CHARLESTON, W.Va.-- These white pickup trucks are called the "angels" of West Virginia's roadways for anyone who has vehicle trouble or needs accurate directions.
For 15 years, members of the West Virginia Courtesy Patrol have been helping stranded motorists who need gasoline, a new tire or other roadside assistance. The Courtesy Patrol, a welfare-to-work initiative, assists people in 25 "zones," totaling about 810 miles of state roadway -- eight interstates and five corridors. Its members are on call 24/7, everyday of the year, including Christmas.
The program has logged approximately 68 million miles and has helped more than 280,000 motorists since it began 15 years ago, said Jennifer Douglas, director of the Courtesy Patrol with the Citizens Conservation Corps of West Virginia.
They've done everything from changing tires and providing free gasoline to offering the use of their cell phone and giving directions to lost tourists. They also stop to remove debris and dead animals from the roadway.
"The Courtesy Patrol has reached a milestone that all of West Virginia can be proud of," Douglas said. "It remains the only program of its kind in the country."
Members of the program have also answered about 2 million phone calls and removed approximately 17,000 items of debris, including more than 8,000 dead deer and about 160 dead bears. Some Courtesy Patrol members have provided emergency medical assistance to about 130 people, including life-saving CPR in at least eight cases.
There are 25 white Ford F-150's in the Courtesy Patrol's fleet. The drivers must complete training to not only assist stranded motorists, but to also be give directions to tourists.

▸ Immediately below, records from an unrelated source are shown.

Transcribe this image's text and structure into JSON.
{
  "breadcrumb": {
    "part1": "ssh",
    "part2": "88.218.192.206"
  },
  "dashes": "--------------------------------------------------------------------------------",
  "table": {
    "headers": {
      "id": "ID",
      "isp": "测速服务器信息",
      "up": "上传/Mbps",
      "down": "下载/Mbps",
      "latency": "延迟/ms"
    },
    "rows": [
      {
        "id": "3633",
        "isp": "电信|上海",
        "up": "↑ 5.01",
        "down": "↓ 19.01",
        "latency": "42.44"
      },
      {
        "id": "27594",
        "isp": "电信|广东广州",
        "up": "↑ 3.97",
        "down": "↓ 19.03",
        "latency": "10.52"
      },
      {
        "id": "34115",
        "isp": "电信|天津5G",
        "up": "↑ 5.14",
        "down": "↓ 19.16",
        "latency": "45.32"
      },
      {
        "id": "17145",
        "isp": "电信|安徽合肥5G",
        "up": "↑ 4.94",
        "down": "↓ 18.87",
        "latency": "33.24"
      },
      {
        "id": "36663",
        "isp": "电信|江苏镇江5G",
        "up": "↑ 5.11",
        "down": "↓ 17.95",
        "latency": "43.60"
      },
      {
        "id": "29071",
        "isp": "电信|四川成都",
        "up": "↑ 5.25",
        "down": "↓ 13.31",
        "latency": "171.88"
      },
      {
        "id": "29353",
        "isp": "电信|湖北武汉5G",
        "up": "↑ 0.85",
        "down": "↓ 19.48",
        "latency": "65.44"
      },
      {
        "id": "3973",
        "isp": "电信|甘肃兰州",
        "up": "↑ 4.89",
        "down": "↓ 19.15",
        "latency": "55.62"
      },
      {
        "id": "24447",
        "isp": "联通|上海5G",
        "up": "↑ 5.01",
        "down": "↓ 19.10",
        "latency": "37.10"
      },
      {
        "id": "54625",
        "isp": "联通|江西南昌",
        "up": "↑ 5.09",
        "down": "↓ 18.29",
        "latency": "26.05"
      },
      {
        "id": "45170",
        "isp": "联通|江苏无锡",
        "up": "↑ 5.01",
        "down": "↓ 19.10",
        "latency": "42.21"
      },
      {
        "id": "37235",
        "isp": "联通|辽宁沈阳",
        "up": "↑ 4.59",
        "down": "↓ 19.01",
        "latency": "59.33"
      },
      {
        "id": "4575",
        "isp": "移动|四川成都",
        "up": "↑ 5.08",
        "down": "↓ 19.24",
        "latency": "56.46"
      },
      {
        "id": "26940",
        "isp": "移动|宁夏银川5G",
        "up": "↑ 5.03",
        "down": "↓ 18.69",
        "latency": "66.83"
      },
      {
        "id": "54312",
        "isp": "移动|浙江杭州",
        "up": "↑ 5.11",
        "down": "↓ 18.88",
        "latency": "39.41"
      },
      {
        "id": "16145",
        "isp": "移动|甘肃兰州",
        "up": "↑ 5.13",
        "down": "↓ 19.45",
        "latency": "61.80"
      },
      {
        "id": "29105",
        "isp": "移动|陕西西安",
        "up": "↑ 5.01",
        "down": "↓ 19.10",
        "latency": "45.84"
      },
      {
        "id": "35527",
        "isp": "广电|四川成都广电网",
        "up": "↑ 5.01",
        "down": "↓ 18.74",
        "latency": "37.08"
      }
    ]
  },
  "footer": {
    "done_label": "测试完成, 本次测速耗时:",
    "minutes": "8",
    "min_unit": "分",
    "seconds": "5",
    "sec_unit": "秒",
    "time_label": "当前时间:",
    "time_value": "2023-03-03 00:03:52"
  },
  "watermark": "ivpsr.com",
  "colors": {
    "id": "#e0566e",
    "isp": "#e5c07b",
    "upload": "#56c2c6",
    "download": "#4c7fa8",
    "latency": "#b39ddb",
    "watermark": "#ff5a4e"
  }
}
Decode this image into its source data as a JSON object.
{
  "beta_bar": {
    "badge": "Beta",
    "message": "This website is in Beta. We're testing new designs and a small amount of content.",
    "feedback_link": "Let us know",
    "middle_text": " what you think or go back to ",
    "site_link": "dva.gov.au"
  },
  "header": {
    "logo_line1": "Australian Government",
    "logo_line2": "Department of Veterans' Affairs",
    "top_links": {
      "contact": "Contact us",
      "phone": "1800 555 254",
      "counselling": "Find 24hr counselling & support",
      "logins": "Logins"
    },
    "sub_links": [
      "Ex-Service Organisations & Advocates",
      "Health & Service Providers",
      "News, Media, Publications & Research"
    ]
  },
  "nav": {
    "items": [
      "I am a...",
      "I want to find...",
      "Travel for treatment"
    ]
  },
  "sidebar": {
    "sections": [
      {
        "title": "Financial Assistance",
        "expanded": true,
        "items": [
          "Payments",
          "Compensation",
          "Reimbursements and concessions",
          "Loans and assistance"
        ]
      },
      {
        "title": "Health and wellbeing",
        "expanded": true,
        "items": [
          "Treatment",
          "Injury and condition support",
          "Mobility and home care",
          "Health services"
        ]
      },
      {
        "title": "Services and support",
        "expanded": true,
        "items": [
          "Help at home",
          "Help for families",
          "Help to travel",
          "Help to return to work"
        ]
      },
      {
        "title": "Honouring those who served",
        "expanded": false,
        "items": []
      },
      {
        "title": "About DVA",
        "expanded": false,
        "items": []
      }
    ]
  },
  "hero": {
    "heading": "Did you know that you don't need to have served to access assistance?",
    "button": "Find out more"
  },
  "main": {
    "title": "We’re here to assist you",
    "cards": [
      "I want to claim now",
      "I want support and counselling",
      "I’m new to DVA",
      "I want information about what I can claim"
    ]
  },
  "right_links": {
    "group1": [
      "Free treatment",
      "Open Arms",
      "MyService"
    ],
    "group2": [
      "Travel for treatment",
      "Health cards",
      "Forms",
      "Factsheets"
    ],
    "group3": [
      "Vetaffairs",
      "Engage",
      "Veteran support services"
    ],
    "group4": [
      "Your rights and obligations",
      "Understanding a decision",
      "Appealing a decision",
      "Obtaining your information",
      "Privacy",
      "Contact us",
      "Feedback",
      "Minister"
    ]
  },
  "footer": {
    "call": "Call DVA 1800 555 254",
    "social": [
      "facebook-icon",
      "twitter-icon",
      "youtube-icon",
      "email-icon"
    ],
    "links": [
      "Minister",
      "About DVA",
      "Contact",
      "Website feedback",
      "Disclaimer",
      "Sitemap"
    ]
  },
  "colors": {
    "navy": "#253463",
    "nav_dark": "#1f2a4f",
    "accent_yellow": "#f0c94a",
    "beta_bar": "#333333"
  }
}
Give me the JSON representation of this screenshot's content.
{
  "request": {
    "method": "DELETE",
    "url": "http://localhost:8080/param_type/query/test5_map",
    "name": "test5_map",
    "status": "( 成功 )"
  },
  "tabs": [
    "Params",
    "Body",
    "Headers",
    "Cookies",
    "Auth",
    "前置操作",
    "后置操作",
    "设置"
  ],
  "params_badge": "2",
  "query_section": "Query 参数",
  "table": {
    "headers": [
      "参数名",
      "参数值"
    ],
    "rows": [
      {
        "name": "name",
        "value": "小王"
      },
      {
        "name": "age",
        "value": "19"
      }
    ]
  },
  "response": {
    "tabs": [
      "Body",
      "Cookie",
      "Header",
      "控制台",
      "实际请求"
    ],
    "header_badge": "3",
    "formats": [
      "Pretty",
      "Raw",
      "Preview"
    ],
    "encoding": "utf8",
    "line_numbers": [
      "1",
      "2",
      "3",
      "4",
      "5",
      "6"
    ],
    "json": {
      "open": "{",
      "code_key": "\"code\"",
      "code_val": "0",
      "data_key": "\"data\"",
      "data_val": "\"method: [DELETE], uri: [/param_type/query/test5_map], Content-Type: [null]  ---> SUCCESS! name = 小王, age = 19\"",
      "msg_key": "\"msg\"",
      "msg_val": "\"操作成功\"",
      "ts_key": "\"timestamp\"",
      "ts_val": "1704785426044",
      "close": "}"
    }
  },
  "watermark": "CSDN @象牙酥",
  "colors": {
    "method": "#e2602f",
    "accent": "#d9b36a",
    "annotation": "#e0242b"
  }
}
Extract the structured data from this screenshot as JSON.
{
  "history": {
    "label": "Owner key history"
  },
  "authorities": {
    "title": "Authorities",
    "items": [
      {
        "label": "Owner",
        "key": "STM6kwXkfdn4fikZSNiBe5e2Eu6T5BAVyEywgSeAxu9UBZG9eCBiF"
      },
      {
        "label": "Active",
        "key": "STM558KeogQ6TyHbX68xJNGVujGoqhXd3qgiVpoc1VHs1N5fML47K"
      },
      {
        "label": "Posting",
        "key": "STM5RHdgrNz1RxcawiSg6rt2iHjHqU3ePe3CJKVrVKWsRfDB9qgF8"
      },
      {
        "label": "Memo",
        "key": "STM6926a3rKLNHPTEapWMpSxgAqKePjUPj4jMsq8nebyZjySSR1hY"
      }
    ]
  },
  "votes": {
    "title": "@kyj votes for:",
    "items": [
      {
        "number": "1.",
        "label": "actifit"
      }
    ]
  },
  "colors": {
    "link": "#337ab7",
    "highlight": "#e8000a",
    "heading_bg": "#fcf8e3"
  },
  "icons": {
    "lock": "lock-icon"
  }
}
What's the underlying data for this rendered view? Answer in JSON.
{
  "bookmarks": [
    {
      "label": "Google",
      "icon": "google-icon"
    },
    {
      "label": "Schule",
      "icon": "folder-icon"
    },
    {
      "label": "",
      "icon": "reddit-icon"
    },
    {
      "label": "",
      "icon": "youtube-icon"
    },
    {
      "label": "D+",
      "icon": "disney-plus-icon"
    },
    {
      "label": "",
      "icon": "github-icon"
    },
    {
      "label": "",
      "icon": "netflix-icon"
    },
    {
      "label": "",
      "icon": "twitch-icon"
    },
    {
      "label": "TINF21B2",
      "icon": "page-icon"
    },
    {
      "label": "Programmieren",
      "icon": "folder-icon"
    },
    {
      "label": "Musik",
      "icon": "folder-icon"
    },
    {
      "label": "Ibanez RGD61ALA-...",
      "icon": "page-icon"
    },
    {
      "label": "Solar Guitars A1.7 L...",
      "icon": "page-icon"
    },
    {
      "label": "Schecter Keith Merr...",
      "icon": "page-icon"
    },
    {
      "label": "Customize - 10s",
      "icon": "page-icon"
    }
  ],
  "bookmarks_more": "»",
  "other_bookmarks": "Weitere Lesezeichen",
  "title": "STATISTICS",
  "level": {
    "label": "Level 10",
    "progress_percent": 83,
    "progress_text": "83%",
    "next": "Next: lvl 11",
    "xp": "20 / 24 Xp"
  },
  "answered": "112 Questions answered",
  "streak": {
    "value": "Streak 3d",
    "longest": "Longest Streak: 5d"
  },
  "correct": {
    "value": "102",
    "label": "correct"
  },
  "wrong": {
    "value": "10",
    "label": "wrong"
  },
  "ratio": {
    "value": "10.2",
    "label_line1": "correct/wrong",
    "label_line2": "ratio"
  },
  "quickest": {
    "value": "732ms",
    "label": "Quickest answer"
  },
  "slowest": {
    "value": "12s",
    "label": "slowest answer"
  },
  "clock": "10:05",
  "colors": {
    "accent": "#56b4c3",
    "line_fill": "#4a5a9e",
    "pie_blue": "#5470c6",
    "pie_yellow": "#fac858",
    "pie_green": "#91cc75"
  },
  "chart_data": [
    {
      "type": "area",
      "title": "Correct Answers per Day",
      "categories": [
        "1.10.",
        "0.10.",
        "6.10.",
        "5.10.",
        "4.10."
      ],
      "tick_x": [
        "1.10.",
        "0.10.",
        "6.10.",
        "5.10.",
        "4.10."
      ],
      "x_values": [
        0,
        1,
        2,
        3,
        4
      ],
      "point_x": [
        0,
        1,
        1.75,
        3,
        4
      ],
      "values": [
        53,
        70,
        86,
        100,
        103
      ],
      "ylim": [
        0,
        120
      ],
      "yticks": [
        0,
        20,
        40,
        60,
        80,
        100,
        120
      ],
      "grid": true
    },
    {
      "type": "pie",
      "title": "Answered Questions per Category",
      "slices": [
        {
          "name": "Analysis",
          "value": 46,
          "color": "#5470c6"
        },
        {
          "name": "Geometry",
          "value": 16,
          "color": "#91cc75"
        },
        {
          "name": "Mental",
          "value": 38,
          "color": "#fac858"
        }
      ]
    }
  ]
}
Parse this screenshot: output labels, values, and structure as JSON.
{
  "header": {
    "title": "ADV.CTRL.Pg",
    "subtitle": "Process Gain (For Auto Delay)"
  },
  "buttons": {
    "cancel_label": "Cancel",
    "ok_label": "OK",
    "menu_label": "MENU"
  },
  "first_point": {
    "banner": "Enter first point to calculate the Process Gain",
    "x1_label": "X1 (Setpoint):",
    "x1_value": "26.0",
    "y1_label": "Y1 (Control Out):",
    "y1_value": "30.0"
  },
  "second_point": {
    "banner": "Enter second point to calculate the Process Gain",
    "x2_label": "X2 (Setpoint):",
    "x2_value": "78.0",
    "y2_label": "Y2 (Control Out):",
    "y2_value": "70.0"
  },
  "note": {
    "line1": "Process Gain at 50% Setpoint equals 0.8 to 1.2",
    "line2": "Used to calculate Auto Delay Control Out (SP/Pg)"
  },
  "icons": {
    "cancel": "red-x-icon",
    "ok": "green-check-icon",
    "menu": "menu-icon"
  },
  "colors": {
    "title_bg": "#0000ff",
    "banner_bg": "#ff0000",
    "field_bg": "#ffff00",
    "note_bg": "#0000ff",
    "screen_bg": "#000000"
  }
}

The Courtesy Patrol hires people identified by their welfare caseworkers for participation in one of the state's welfare-to-work programs. Douglas said the program is instrumental in helping welfare recipients make the transition to full-time employment. Several of its participants have received AmeriCorps education awards to attend college.